The recent announcement by Telstra of a $1.5 billion share buy-back has sparked a call from the Institute of Public Accountants (IPA) for the Government to review the revenue leakage generated through off market buy-back schemes.
“In this difficult, fiscal deficit environment that Australia finds itself in, it’s time to have a look at the off-market share buy-back scheme loophole that continues to reduce the Commonwealth revenue line,” said IPA chief executive officer, Andrew Conway.
“Off-market share buy-backs are different to on-market shares bought directly through the ASX. They comprise of a capital and dividend component and are offered to all shareholders on an opt-in basis. If the shares were sold on-market there would not be any dividend component and the proceeds would be generally capital gains or losses.
“People on higher marginal tax rates receiving a dividend have to pay ‘top-up’ tax and are therefore, much less likely to participate in off-market share buy-back schemes.
“This creates an inequitable distribution of franking credits than would ordinarily be the case had the company paid the dividend equally amongst all shareholders. Off-market buybacks are mostly attractive to nil rate or low tax paying shareholders.
“For entities that pay no tax and superannuation funds paying no tax or up to 15 per cent tax, share buy-backs can be a genuine benefit as they receive the additional incentive of an imputation rebate directly from the Government.
“While buy-backs may be a useful tool for corporate entities in terms of capital management, they come at a cost to the taxpayer, as Treasury coffers miss out on top up tax due to the skewed distribution of franking credits.
“Streaming of franking credits to specific classes of shareholders (ie those paying nil or low tax) is normally caught by anti-avoidance streaming rules.

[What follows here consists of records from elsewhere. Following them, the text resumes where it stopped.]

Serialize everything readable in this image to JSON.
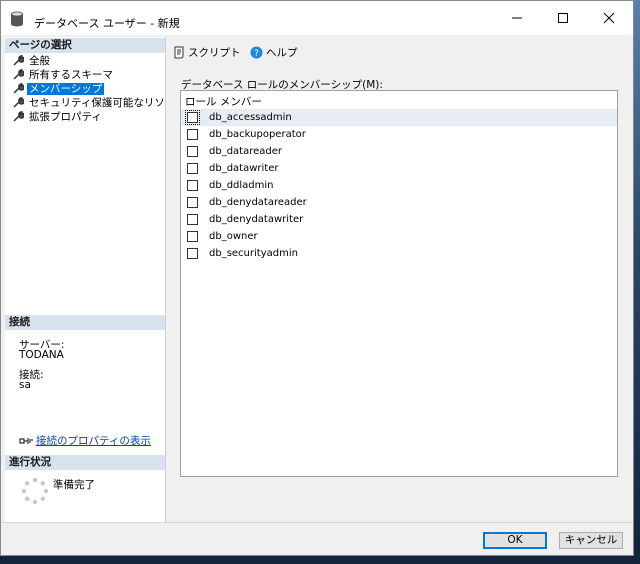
{
  "window": {
    "title": "データベース ユーザー - 新規"
  },
  "left": {
    "select_page_header": "ページの選択",
    "pages": [
      {
        "label": "全般"
      },
      {
        "label": "所有するスキーマ"
      },
      {
        "label": "メンバーシップ"
      },
      {
        "label": "セキュリティ保護可能なリソース"
      },
      {
        "label": "拡張プロパティ"
      }
    ],
    "connection_header": "接続",
    "server_label": "サーバー:",
    "server_value": "TODANA",
    "connection_label": "接続:",
    "connection_value": "sa",
    "view_properties_link": "接続のプロパティの表示",
    "progress_header": "進行状況",
    "progress_status": "準備完了"
  },
  "toolbar": {
    "script_label": "スクリプト",
    "help_label": "ヘルプ"
  },
  "membership": {
    "group_label": "データベース ロールのメンバーシップ(M):",
    "column_header": "ロール メンバー",
    "roles": [
      {
        "name": "db_accessadmin",
        "checked": false
      },
      {
        "name": "db_backupoperator",
        "checked": false
      },
      {
        "name": "db_datareader",
        "checked": false
      },
      {
        "name": "db_datawriter",
        "checked": false
      },
      {
        "name": "db_ddladmin",
        "checked": false
      },
      {
        "name": "db_denydatareader",
        "checked": false
      },
      {
        "name": "db_denydatawriter",
        "checked": false
      },
      {
        "name": "db_owner",
        "checked": false
      },
      {
        "name": "db_securityadmin",
        "checked": false
      }
    ]
  },
  "footer": {
    "ok_label": "OK",
    "cancel_label": "キャンセル"
  },
  "colors": {
    "accent": "#0078d7",
    "section_header": "#d6e3ef",
    "link": "#0645ad"
  }
}
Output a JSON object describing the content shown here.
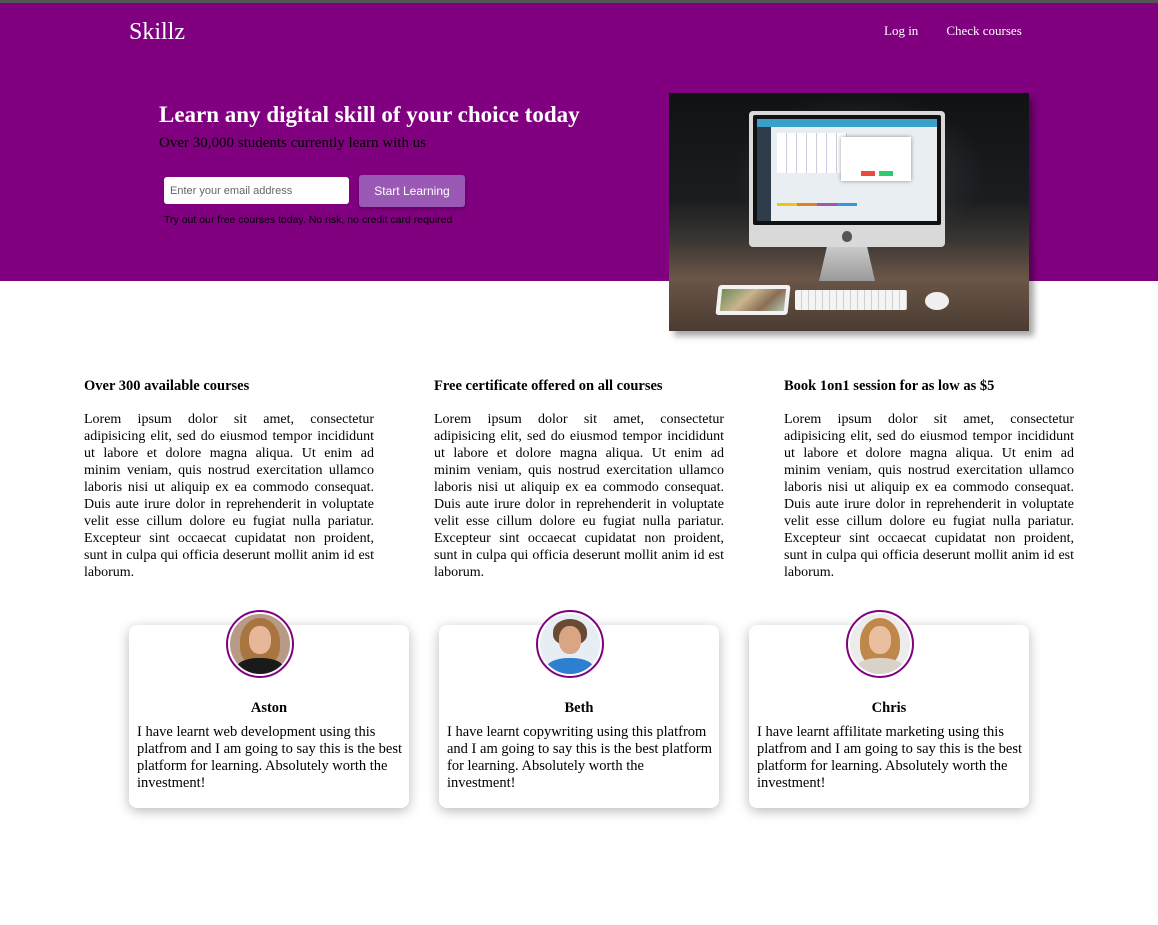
{
  "header": {
    "logo": "Skillz",
    "nav": [
      {
        "label": "Log in"
      },
      {
        "label": "Check courses"
      }
    ]
  },
  "hero": {
    "title": "Learn any digital skill of your choice today",
    "subtitle": "Over 30,000 students currently learn with us",
    "email_placeholder": "Enter your email address",
    "cta_label": "Start Learning",
    "fine_print": "Try out our free courses today. No risk, no credit card required",
    "image": "imac-desk-photo"
  },
  "features": [
    {
      "title": "Over 300 available courses",
      "body": "Lorem ipsum dolor sit amet, consectetur adipisicing elit, sed do eiusmod tempor incididunt ut labore et dolore magna aliqua. Ut enim ad minim veniam, quis nostrud exercitation ullamco laboris nisi ut aliquip ex ea commodo consequat. Duis aute irure dolor in reprehenderit in voluptate velit esse cillum dolore eu fugiat nulla pariatur. Excepteur sint occaecat cupidatat non proident, sunt in culpa qui officia deserunt mollit anim id est laborum."
    },
    {
      "title": "Free certificate offered on all courses",
      "body": "Lorem ipsum dolor sit amet, consectetur adipisicing elit, sed do eiusmod tempor incididunt ut labore et dolore magna aliqua. Ut enim ad minim veniam, quis nostrud exercitation ullamco laboris nisi ut aliquip ex ea commodo consequat. Duis aute irure dolor in reprehenderit in voluptate velit esse cillum dolore eu fugiat nulla pariatur. Excepteur sint occaecat cupidatat non proident, sunt in culpa qui officia deserunt mollit anim id est laborum."
    },
    {
      "title": "Book 1on1 session for as low as $5",
      "body": "Lorem ipsum dolor sit amet, consectetur adipisicing elit, sed do eiusmod tempor incididunt ut labore et dolore magna aliqua. Ut enim ad minim veniam, quis nostrud exercitation ullamco laboris nisi ut aliquip ex ea commodo consequat. Duis aute irure dolor in reprehenderit in voluptate velit esse cillum dolore eu fugiat nulla pariatur. Excepteur sint occaecat cupidatat non proident, sunt in culpa qui officia deserunt mollit anim id est laborum."
    }
  ],
  "testimonials": [
    {
      "name": "Aston",
      "quote": "I have learnt web development using this platfrom and I am going to say this is the best platform for learning. Absolutely worth the investment!"
    },
    {
      "name": "Beth",
      "quote": "I have learnt copywriting using this platfrom and I am going to say this is the best platform for learning. Absolutely worth the investment!"
    },
    {
      "name": "Chris",
      "quote": "I have learnt affilitate marketing using this platfrom and I am going to say this is the best platform for learning. Absolutely worth the investment!"
    }
  ],
  "colors": {
    "brand": "#800080",
    "button": "#9b59b6",
    "text": "#000000",
    "white": "#ffffff"
  }
}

“If more major listed entities engage in off-market share buy-backs the revenue leakage cannot be ignored while we are running historically high budget deficits and likely to do so in the short to medium term.
“The Government needs to seriously consider the tax treatment of off-market share buy-backs, for the benefit of all taxpayers,” said Mr Conway.